What's with kids these days anyway? Had I done that as a teenager, an adult would surely have struck me upside the back of my head.
Still, I am thankful for this teenage sign-language exercise, as it got me thinking that the market is poised to test the Federal Reserve's
latest round of voodoo for the first time. I coin it "voodoo" because, honestly, have you ever met the individual responsible for conducting "X" number of monthly bond buys? Of course you haven't. You can't buy that experience on eBay (EBAY)
-- you can only watch it from afar as you witness changes in all sorts of asset prices. Seeing as the weekend presented virtually no new reasons to sell the rally, it's worthwhile to follow along as I test whether Bernanke's fairy dust has staying power, or whether it's falling atop an animal that will die regardless of what he does.
Testing the Voodoo: Macro
The problem on the macroeconomic front -- and I'd harped on this throughout August -- has been the weakening trend in new orders in countless manufacturing reports. Prior to the Fed's fairy dust, this had been growing as a considerable risk to the back-half economic outlook. That's been captured in the language of the first paragraph in the Fed's recent policy decision.

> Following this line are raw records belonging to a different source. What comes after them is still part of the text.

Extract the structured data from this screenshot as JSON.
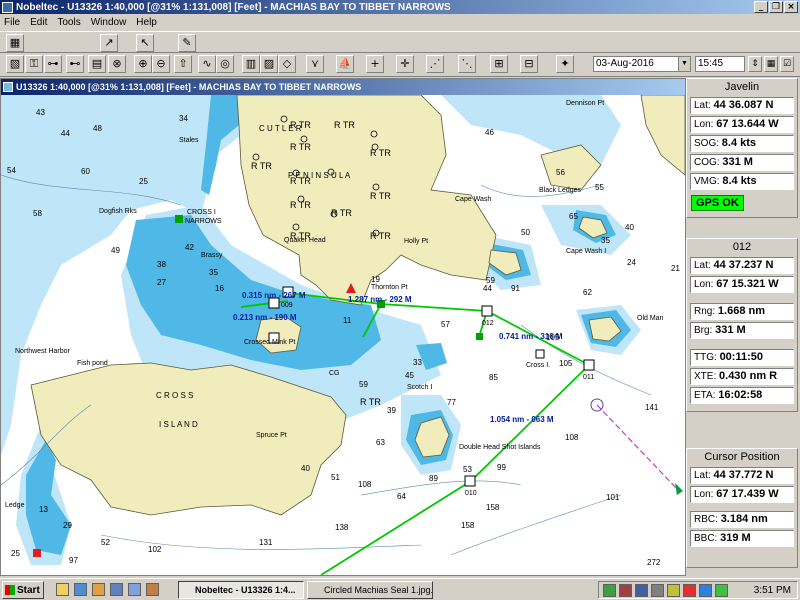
{
  "app": {
    "title": "Nobeltec - U13326 1:40,000 [@31% 1:131,008] [Feet] - MACHIAS BAY TO TIBBET NARROWS",
    "menus": [
      "File",
      "Edit",
      "Tools",
      "Window",
      "Help"
    ]
  },
  "toolbar": {
    "date": "03-Aug-2016",
    "time": "15:45"
  },
  "chart": {
    "title": "U13326 1:40,000 [@31% 1:131,008] [Feet] - MACHIAS BAY TO TIBBET NARROWS",
    "land_labels": [
      "C U T L E R",
      "P E N I N S U L A",
      "C R O S S",
      "I S L A N D",
      "CROSS I",
      "NARROWS"
    ],
    "place_labels": [
      "Stales",
      "Dogfish Rks",
      "Quaker Head",
      "Cape Wash",
      "Holly Pt",
      "Black Ledges",
      "Cape Wash I",
      "Thornton Pt",
      "Crossed Mink Pt",
      "Northwest Harbor",
      "Fish pond",
      "Scotch I",
      "Double Head Shot Islands",
      "Spruce Pt",
      "Old Man",
      "Dennison Pt",
      "Brassy",
      "Ledge",
      "CG",
      "Cross I."
    ],
    "rtr_labels": [
      "R TR",
      "R TR",
      "R TR",
      "R TR",
      "R TR",
      "R TR",
      "R TR",
      "R TR",
      "R TR",
      "R TR",
      "R TR",
      "R TR"
    ],
    "route_legs": [
      "0.315 nm - 267 M",
      "1.287 nm - 292 M",
      "0.213 nm - 190 M",
      "0.741 nm - 316 M",
      "1.054 nm - 063 M"
    ],
    "waypoints": [
      "009",
      "012",
      "011",
      "010"
    ],
    "soundings": [
      "43",
      "44",
      "48",
      "54",
      "34",
      "25",
      "60",
      "58",
      "49",
      "42",
      "35",
      "38",
      "27",
      "16",
      "11",
      "19",
      "59",
      "45",
      "39",
      "77",
      "57",
      "85",
      "44",
      "105",
      "141",
      "108",
      "101",
      "272",
      "158",
      "158",
      "102",
      "131",
      "138",
      "108",
      "89",
      "99",
      "91",
      "62",
      "40",
      "24",
      "21",
      "50",
      "64",
      "65",
      "56",
      "46",
      "55",
      "35",
      "29",
      "13",
      "53",
      "63",
      "25",
      "97",
      "52",
      "105",
      "51",
      "40",
      "59",
      "33"
    ]
  },
  "panels": {
    "vessel": {
      "name": "Javelin",
      "lat": "44 36.087 N",
      "lon": "67 13.644 W",
      "sog": "8.4 kts",
      "cog": "331 M",
      "vmg": "8.4 kts",
      "status": "GPS OK"
    },
    "waypoint": {
      "name": "012",
      "lat": "44 37.237 N",
      "lon": "67 15.321 W",
      "rng": "1.668 nm",
      "brg": "331 M",
      "ttg": "00:11:50",
      "xte": "0.430 nm R",
      "eta": "16:02:58"
    },
    "cursor": {
      "name": "Cursor Position",
      "lat": "44 37.772 N",
      "lon": "67 17.439 W",
      "rbc": "3.184 nm",
      "bbc": "319 M"
    }
  },
  "labels": {
    "lat": "Lat:",
    "lon": "Lon:",
    "sog": "SOG:",
    "cog": "COG:",
    "vmg": "VMG:",
    "rng": "Rng:",
    "brg": "Brg:",
    "ttg": "TTG:",
    "xte": "XTE:",
    "eta": "ETA:",
    "rbc": "RBC:",
    "bbc": "BBC:"
  },
  "taskbar": {
    "start": "Start",
    "tasks": [
      "Nobeltec - U13326 1:4...",
      "Circled Machias Seal 1.jpg..."
    ],
    "clock": "3:51 PM"
  },
  "colors": {
    "land": "#f1ecbc",
    "shallow_dark": "#48b8e8",
    "shallow_light": "#b8e4f8",
    "route": "#00c800",
    "track": "#c040c0",
    "label_blue": "#0020a0"
  }
}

This week, we are starting into the barrels of the Empire State and Philly Fed manufacturing reports, both of which are unlikely to show a marked improvement in new orders. Should the disappointment on new orders be sustained, and should stocks trade higher regardless, this would show the fairy dust is working -- thus gaining support for the bulls. Even if we see sluggishness on the Philly Fed's employment index for another month, there is a strong chance it will be written off, given the obsessive focus by Bernanke and Company on one side of their dual-mandate coin.